Hmmm . . . Let me venture to say that one of these other tutors is correct and the other is incorrect. This word problem (like the ones found in the SAT Math section) is a case of
reading comprehension  reading the problem CAREFULLY!
Let's get started: A square, by definition, has sides of all the same Length. How do you find each Length? Well, since the Area is found by A = L^{2} > √A = L > √16 = 4.
Something else you should know is that a square is essentially made up of 2 Right Triangles that share the same Diagonal. Each of these Right Triangles is a 45°45°90° Triangle. Now, if you memorized the Lengths of a 45°45°90° Triangle (and please do so), you will remember that the Hypothenuse is equal to L√2, when L represents the Length of each side (you can use any variable; You will often see this with "s" for Side).
Hence, L√2 is both your Hypothenuse AND your Diagonal! L=4, as we figured out above, so your Diagonal is 4√2.
But wait!!! You're not done! The question asks for the Square
of your Diagonal!
> (4√2)^{2} > (4)^{2 }(√2)^{2} > 16(2) =
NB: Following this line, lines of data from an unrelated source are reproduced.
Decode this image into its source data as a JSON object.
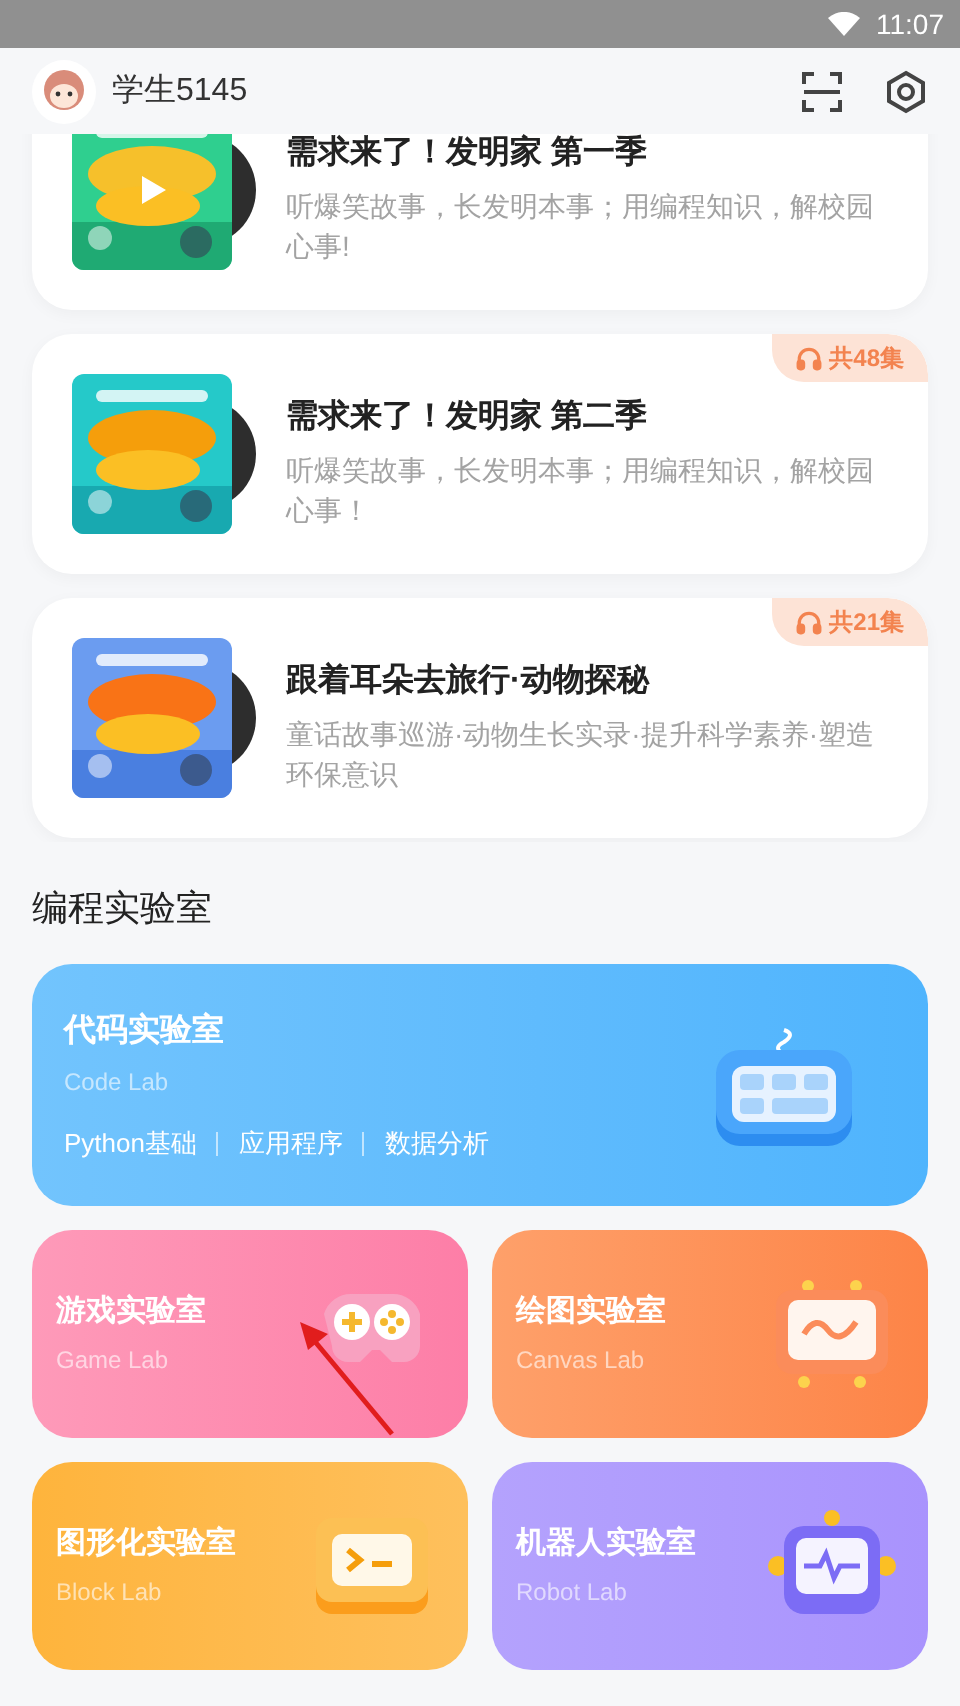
{
  "status_bar": {
    "time": "11:07"
  },
  "header": {
    "user_name": "学生5145"
  },
  "courses": [
    {
      "title": "需求来了！发明家 第一季",
      "description": "听爆笑故事，长发明本事；用编程知识，解校园心事!",
      "playing": true
    },
    {
      "title": "需求来了！发明家 第二季",
      "description": "听爆笑故事，长发明本事；用编程知识，解校园心事！",
      "episodes": "共48集",
      "playing": false
    },
    {
      "title": "跟着耳朵去旅行·动物探秘",
      "description": "童话故事巡游·动物生长实录·提升科学素养·塑造环保意识",
      "episodes": "共21集",
      "playing": false
    }
  ],
  "section_title": "编程实验室",
  "featured_lab": {
    "kind": "code",
    "title": "代码实验室",
    "subtitle": "Code Lab",
    "tags": [
      "Python基础",
      "应用程序",
      "数据分析"
    ]
  },
  "labs": [
    {
      "kind": "game",
      "title": "游戏实验室",
      "subtitle": "Game Lab",
      "annotated": true
    },
    {
      "kind": "canvas",
      "title": "绘图实验室",
      "subtitle": "Canvas Lab",
      "annotated": false
    },
    {
      "kind": "block",
      "title": "图形化实验室",
      "subtitle": "Block Lab",
      "annotated": false
    },
    {
      "kind": "robot",
      "title": "机器人实验室",
      "subtitle": "Robot Lab",
      "annotated": false
    }
  ]
}
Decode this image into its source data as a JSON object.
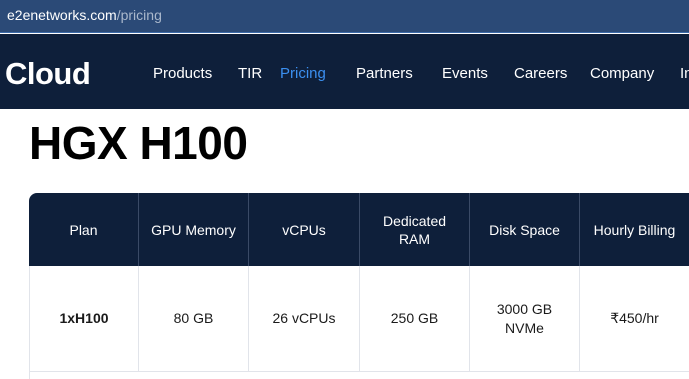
{
  "browser": {
    "url_host": "e2enetworks.com",
    "url_path": "/pricing"
  },
  "nav": {
    "logo": "Cloud",
    "items": [
      "Products",
      "TIR",
      "Pricing",
      "Partners",
      "Events",
      "Careers",
      "Company",
      "In"
    ],
    "active": "Pricing"
  },
  "page": {
    "title": "HGX H100"
  },
  "table": {
    "headers": [
      "Plan",
      "GPU Memory",
      "vCPUs",
      "Dedicated RAM",
      "Disk Space",
      "Hourly Billing"
    ],
    "rows": [
      [
        "1xH100",
        "80 GB",
        "26 vCPUs",
        "250 GB",
        "3000 GB NVMe",
        "₹450/hr"
      ]
    ]
  }
}
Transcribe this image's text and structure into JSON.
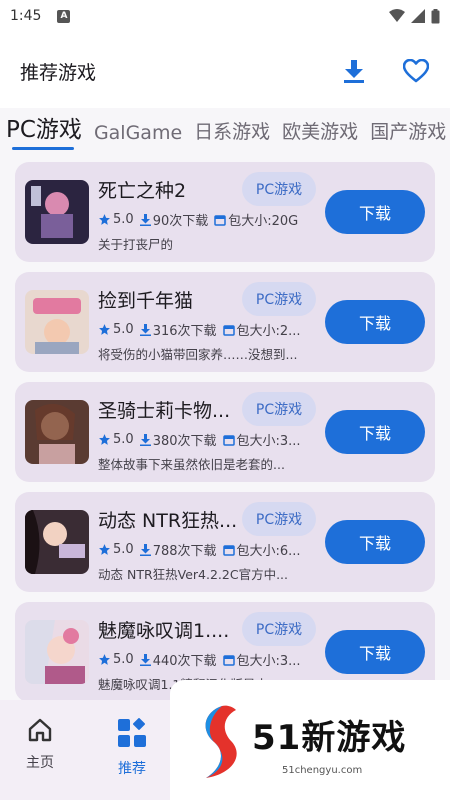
{
  "status": {
    "time": "1:45"
  },
  "header": {
    "title": "推荐游戏",
    "download_icon": "download-icon",
    "favorite_icon": "heart-icon"
  },
  "tabs": [
    {
      "label": "PC游戏",
      "active": true
    },
    {
      "label": "GalGame",
      "active": false
    },
    {
      "label": "日系游戏",
      "active": false
    },
    {
      "label": "欧美游戏",
      "active": false
    },
    {
      "label": "国产游戏",
      "active": false
    }
  ],
  "games": [
    {
      "name": "死亡之种2",
      "tag": "PC游戏",
      "rating": "5.0",
      "downloads": "90次下载",
      "size": "包大小:20G",
      "desc": "关于打丧尸的",
      "button": "下载"
    },
    {
      "name": "捡到千年猫",
      "tag": "PC游戏",
      "rating": "5.0",
      "downloads": "316次下载",
      "size": "包大小:2...",
      "desc": "将受伤的小猫带回家养……没想到...",
      "button": "下载"
    },
    {
      "name": "圣骑士莉卡物...",
      "tag": "PC游戏",
      "rating": "5.0",
      "downloads": "380次下载",
      "size": "包大小:3...",
      "desc": "整体故事下来虽然依旧是老套的...",
      "button": "下载"
    },
    {
      "name": "动态 NTR狂热...",
      "tag": "PC游戏",
      "rating": "5.0",
      "downloads": "788次下载",
      "size": "包大小:6...",
      "desc": "动态 NTR狂热Ver4.2.2C官方中...",
      "button": "下载"
    },
    {
      "name": "魅魔咏叹调1....",
      "tag": "PC游戏",
      "rating": "5.0",
      "downloads": "440次下载",
      "size": "包大小:3...",
      "desc": "魅魔咏叹调1.1精翻汉化版是丰...",
      "button": "下载"
    }
  ],
  "bottom_nav": [
    {
      "label": "主页",
      "icon": "home-icon",
      "active": false
    },
    {
      "label": "推荐",
      "icon": "grid-icon",
      "active": true
    }
  ],
  "watermark": {
    "text": "51新游戏",
    "url": "51chengyu.com"
  },
  "colors": {
    "accent": "#1e6fd9",
    "card": "#e8e0ee",
    "tag_bg": "#d6d9f1"
  }
}
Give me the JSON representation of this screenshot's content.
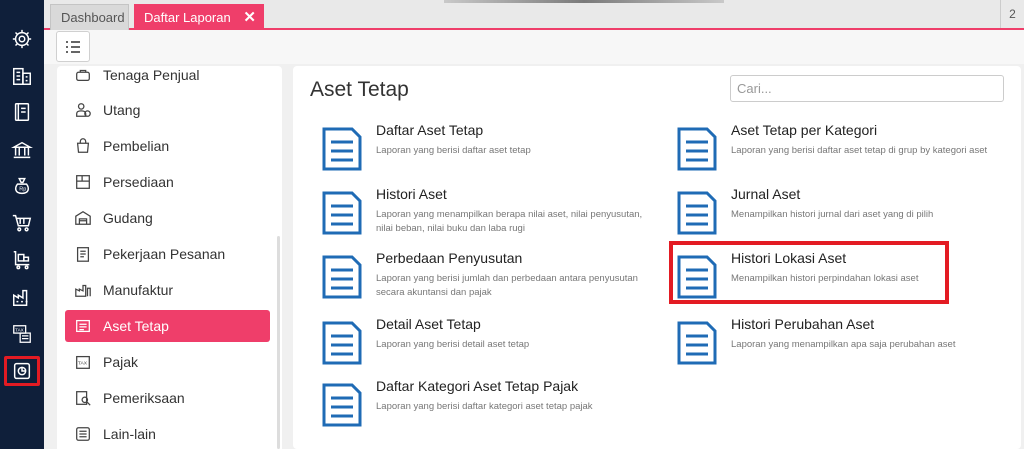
{
  "tabs": [
    {
      "label": "Dashboard"
    },
    {
      "label": "Daftar Laporan",
      "close": "✕"
    }
  ],
  "tab_count": "2",
  "rail": {
    "icons": [
      "gear-icon",
      "building-icon",
      "book-icon",
      "bank-icon",
      "money-bag-icon",
      "cart-icon",
      "cart-box-icon",
      "factory-icon",
      "tax-icon",
      "report-chart-icon"
    ],
    "active_index": 9,
    "active_color": "#e31b23"
  },
  "menu": {
    "items": [
      {
        "label": "Tenaga Penjual",
        "icon": "salesperson-icon"
      },
      {
        "label": "Utang",
        "icon": "debt-icon"
      },
      {
        "label": "Pembelian",
        "icon": "purchase-bag-icon"
      },
      {
        "label": "Persediaan",
        "icon": "inventory-icon"
      },
      {
        "label": "Gudang",
        "icon": "warehouse-icon"
      },
      {
        "label": "Pekerjaan Pesanan",
        "icon": "job-order-icon"
      },
      {
        "label": "Manufaktur",
        "icon": "manufacture-icon"
      },
      {
        "label": "Aset Tetap",
        "icon": "fixed-asset-icon"
      },
      {
        "label": "Pajak",
        "icon": "tax-icon"
      },
      {
        "label": "Pemeriksaan",
        "icon": "audit-icon"
      },
      {
        "label": "Lain-lain",
        "icon": "list-icon"
      }
    ],
    "active_index": 7
  },
  "content": {
    "title": "Aset Tetap",
    "search_placeholder": "Cari...",
    "reports_left": [
      {
        "title": "Daftar Aset Tetap",
        "desc": "Laporan yang berisi daftar aset tetap"
      },
      {
        "title": "Histori Aset",
        "desc": "Laporan yang menampilkan berapa nilai aset, nilai penyusutan, nilai beban, nilai buku dan laba rugi"
      },
      {
        "title": "Perbedaan Penyusutan",
        "desc": "Laporan yang berisi jumlah dan perbedaan antara penyusutan secara akuntansi dan pajak"
      },
      {
        "title": "Detail Aset Tetap",
        "desc": "Laporan yang berisi detail aset tetap"
      },
      {
        "title": "Daftar Kategori Aset Tetap Pajak",
        "desc": "Laporan yang berisi daftar kategori aset tetap pajak"
      }
    ],
    "reports_right": [
      {
        "title": "Aset Tetap per Kategori",
        "desc": "Laporan yang berisi daftar aset tetap di grup by kategori aset"
      },
      {
        "title": "Jurnal Aset",
        "desc": "Menampilkan histori jurnal dari aset yang di pilih"
      },
      {
        "title": "Histori Lokasi Aset",
        "desc": "Menampilkan histori perpindahan lokasi aset",
        "highlighted": true
      },
      {
        "title": "Histori Perubahan Aset",
        "desc": "Laporan yang menampilkan apa saja perubahan aset"
      }
    ]
  },
  "colors": {
    "accent": "#ef3e6a",
    "rail_bg": "#0f1f3a",
    "doc_icon": "#1f6bb5",
    "highlight": "#e31b23"
  }
}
32!!!
It looks like one of them may have misread the question.
2/8/2013

Lalita S.